I was in college. I wrote a story called Keeping House. It was about a woman who refused to get out of bed, and so her house was slowly overtaken by dust, until she was eventually suffocated. The slowest of all slow deaths. I submitted it to the college literary magazines where it was roundly rejected. That year, one college undergraduate published a story in The New Yorker, and we ran into Jodie Foster, a classmate, at every turn. We knew how to recognize talent-- and the lack of it, of course.
He said that he was writing a PBS special about the James family, and he hinted around that he had all kinds of connections and that if we were "good enough" we might be able to get a foot in the door. I suspected that he was frankly hoping that our work would be good enough to steal.

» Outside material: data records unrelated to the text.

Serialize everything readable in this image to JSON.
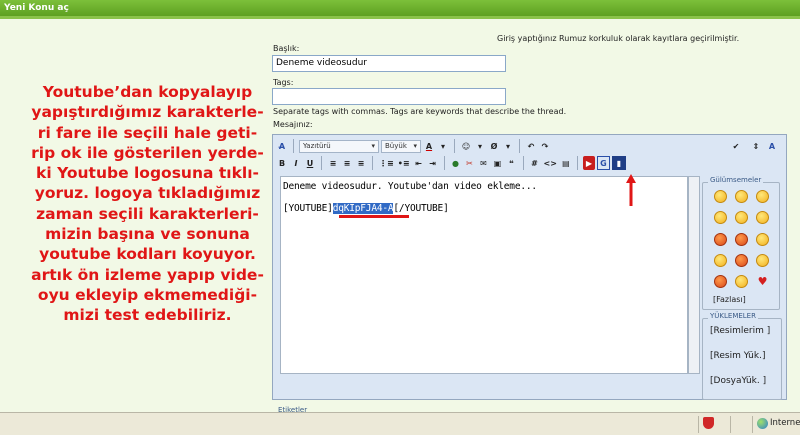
{
  "header": {
    "title": "Yeni Konu aç"
  },
  "notice": "Giriş yaptığınız Rumuz korkuluk olarak kayıtlara geçirilmiştir.",
  "annotation": {
    "lines": [
      "Youtube’dan kopyalayıp",
      "yapıştırdığımız karakterle-",
      "ri fare ile seçili hale geti-",
      "rip ok ile gösterilen yerde-",
      "ki Youtube logosuna tıklı-",
      "yoruz. logoya tıkladığımız",
      "zaman seçili karakterleri-",
      "mizin başına ve sonuna",
      "youtube kodları koyuyor.",
      "artık ön izleme yapıp vide-",
      "oyu ekleyip ekmemediği-",
      "mizi test edebiliriz."
    ],
    "color": "#e01616"
  },
  "form": {
    "title_label": "Başlık:",
    "title_value": "Deneme videosudur",
    "tags_label": "Tags:",
    "tags_value": "",
    "tags_help": "Separate tags with commas. Tags are keywords that describe the thread.",
    "message_label": "Mesajınız:"
  },
  "toolbar": {
    "font_combo": "Yazıtürü",
    "size_combo": "Büyük",
    "buttons_row2": [
      "B",
      "I",
      "U"
    ],
    "code_hash": "#",
    "code_html": "<>"
  },
  "editor": {
    "line1": "Deneme videosudur. Youtube'dan video ekleme...",
    "line2_before": "[YOUTUBE]",
    "line2_selected": "dqKIpFJA4-A",
    "line2_after": "[/YOUTUBE]"
  },
  "sidebar": {
    "smilies_legend": "Gülümsemeler",
    "more_link": "[Fazlası]",
    "uploads_legend": "YÜKLEMELER",
    "links": [
      "[Resimlerim ]",
      "[Resim Yük.]",
      "[DosyaYük. ]"
    ]
  },
  "bottom": {
    "etiket_label": "Etiketler"
  },
  "statusbar": {
    "zone": "Interne"
  },
  "icons": [
    "spell-check-icon",
    "youtube-icon",
    "google-icon",
    "arrow-up-icon",
    "globe-icon",
    "shield-icon"
  ]
}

He was bombastic and full of himself. The boys in the class were pumped up and full of hot air. I was painfully shy and sat silent most of the time but there was something about this man that seemed painfully familiar to me-- even then, I had an awareness that the writer's road was not an easy one, and that he must have once had more glorious dreams than to be pacing that basement classroom trapped with the six of us.